Of its twelve-person Distribution Committee, six members are nominated by civic authorities broadly representative of the public. These include the Mayor of New York City, the Chief Judge of the U.S. Court of Appeals for the Second Circuit, the chairs of Lincoln Center for the Performing Arts and the Partnership for New York City, the president of the City Bar Association, and the Chairman of the New York Academy of Medicine. Six others are chosen by the Distribution Committee itself for their knowledge of the city’s needs.

Meet the board of The Trust.

Why were community foundations created?
Why were community foundations created?

More than a century ago, Cleveland banker Frederick Goff had a vision: to pool the charitable resources of his community’s philanthropists into a single, great, and permanent endowment for the betterment of the city. That vision led to the formation of the world’s first community foundation, the Cleveland Foundation, and subsequently the New York Community Trust in 1924. 

The 1920s were a time of enormous flux, and banks and their customers understood that times were changing, and that today’s problems were not necessarily going to be tomorrow’s. The community foundation model allowed banks to work with professional grantmakers to steward charitable legacies, making sure gifts were used to stay relevant and respond to the challenges of the day.

Today, nearly 800 U.S. community foundations collectively grant more than $6.5 billion each year and manage more than $82 billion in charitable assets.

Roger Juan Maldonado, photo by Ari Mintz
Meet donor Roger Juan Maldonado

“My father and grandfather were both Army veterans and my mother gave birth to me at a military base, so I was literally born into a world of public service.

While in law school, I worked one summer helping people in Vieques, Puerto Rico, who were trying to stop the U.S. Navy from using a portion of their island as a bombing range during military exercises. After that experience, I said, ‘This is what I want to do.’”

Roger Juan Maldonado is a trustee emeritus of The Trust, partner at Smith Gambrell Russell LLP, and a past president of the New York City Bar Association. He established a fund in The Trust in 2007 and is a member of our Legacy Society.


Hallie S. Hobson, photo by Marty Lipp
Meet donor Hallie S. Hobson

“In philanthropy, I think it’s important to put your dollars where your values are. It takes resources to bring good into the world, so we should commit to causes that are important to us and support them.

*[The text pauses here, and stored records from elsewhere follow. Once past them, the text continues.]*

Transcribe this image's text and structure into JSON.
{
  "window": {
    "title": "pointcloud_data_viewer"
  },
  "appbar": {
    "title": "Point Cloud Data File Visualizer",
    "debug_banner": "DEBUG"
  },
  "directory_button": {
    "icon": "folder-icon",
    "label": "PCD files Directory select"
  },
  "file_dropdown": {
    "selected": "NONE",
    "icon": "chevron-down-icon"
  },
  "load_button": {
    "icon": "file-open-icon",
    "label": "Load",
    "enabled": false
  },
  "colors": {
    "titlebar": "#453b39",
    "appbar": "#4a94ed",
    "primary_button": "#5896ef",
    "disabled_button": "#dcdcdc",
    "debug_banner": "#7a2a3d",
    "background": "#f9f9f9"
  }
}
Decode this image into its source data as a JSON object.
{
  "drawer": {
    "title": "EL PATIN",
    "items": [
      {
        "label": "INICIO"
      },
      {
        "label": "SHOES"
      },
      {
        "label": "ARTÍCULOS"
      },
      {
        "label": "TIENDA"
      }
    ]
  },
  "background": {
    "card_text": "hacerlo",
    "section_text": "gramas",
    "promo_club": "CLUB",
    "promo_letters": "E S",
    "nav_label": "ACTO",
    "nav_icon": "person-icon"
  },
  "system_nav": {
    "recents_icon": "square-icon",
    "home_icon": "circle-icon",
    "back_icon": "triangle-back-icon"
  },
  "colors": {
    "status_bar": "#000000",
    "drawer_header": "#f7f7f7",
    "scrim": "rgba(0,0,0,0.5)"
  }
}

I’ve lived all over the country, but I fell in love with New York because of its energy and vibrant arts community. One of the incredible things about New York is you don’t have to buy a ticket and go in to see a show at a museum or theater. There’s just magic on the streets all the time in these serendipitous encounters with people and culture.”

Hallie S. Hobson is the Harlem-based founder and principal of HSH Consulting LLC, a boutique management consulting firm supporting nonprofit arts organizations. She created a fund in The Trust to honor her late father, Emmy award-winning television producer Charles Hobson, who, beginning in the 1960s, produced pioneering programs that gave a powerful voice to Black New Yorkers and helped dissipate racial stereotypes.


2021 grants awarded
Nonprofits supported in 2021
2021 grant payments